Georgia woman pleads guilty to social security fraud

For Immediate Release
U.S. Attorney's Office, Northern District of Georgia

ATLANTA - Valencia D.  Williams has pleaded guilty to Social Security fraud.  Williams received Supplemental Security Income (SSI) from the Social Security Administration because she claimed that she was so disabled by anxiety and depression that she spent most of her time in her room and could not work.  In fact, she was working as an exotic dancer at a local adult entertainment club under the name “Chrissy the Doll.”  SSI is a needs-based disability benefits program. Individuals who are over a certain income threshold or are not disabled cannot collect SSI.
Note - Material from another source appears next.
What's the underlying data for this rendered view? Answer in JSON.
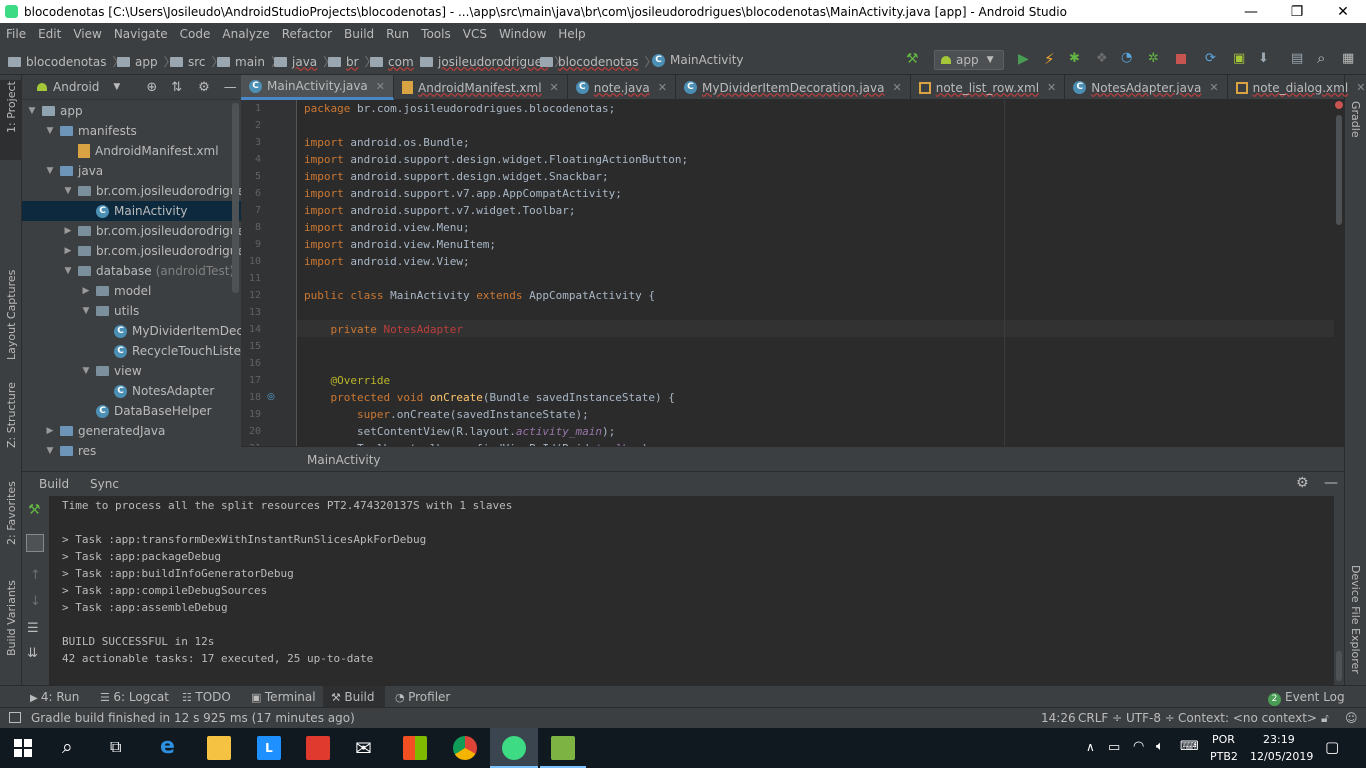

“The Social Security Administration's SSI program is intended for individuals whose income is below the federal poverty guidelines, who are truly disabled, and cannot engage in work activity,” said U.S. Attorney Byung J. “BJay” Pak. “Williams was able to work and therefore she was not disabled.  Moreover, the income she received by working would have likely rendered her ineligible for SSI.  By getting SSI, when she did not qualify, she stole money from the most needy members of our communities: the poor and the disabled.”

“This plea serves as a warning to anyone who would conceal earnings or medical improvement from the Social Security Administration so they can continue receiving payments,” Special Agent in Charge Rodregas Owens, Social Security Administration Office of the Inspector General, Atlanta Field Division. “My office is committed to ensuring the integrity of Social Security’s benefit programs, which are a lifeline for so many truly disabled people in this country.”

“When individuals are approved for certain Social Security benefits, they automatically become entitled to Medicare and Medicaid,” said Derrick L. Jackson, Special Agent in Charge at the U.S. Department of Health and Human Services, Office of Inspector General in Atlanta.  “This case represents how federal agencies can leverage precious resources to protect vital taxpayer-funded programs.” 

According to U.S. Attorney Pak, the charges and other information presented in court: In or about July 2010, Williams applied for and began receiving SSI benefits based on her assertion that she was disabled by major depressive disorder and panic disorder.  When she began receiving SSI, she was informed that she had to report any work activity to the SSA.  As early as September 2014, she began working as an exotic dancer, using the stage name “Chrissy the Doll,” at Stoker's Adult Entertainment Club in DeKalb County.  In fact, she obtained adult entertainer permits from DeKalb County in 2014, 2015, 2017, and 2018. 

In 2018, as part of a review to determine if Williams continued to be disabled, Defendant told the SSA that she stayed in her room 99 percent of the time and swore that she had not worked in years. Later, in March 2019, she reported to the SSA that she was bedridden and only went outside three times per week.  In fact, none of this was true.  She regularly danced at Stroker's, during the night shift, often until 4:00 am.  Williams received over $60,000 in federal funds that she was not entitled to receive.

Sentencing for Valencia D.  Williams, 31, of Lithonia, Georgia, is scheduled for May 26, 2020, at 10:00 a.m., before U.S. District Court Judge Timothy C. Batten

The Social Security Administration - Office of the Inspector General investigated this case.

Special Assistant U.S. Attorney Diane C. Schulman is prosecuting the case.

For further information please contact the U.S. Attorney’s Public Affairs Office at or (404) 581-6016.  The Internet address for the U.S. Attorney’s Office for the Northern District of Georgia is

Updated February 26, 2020

Financial Fraud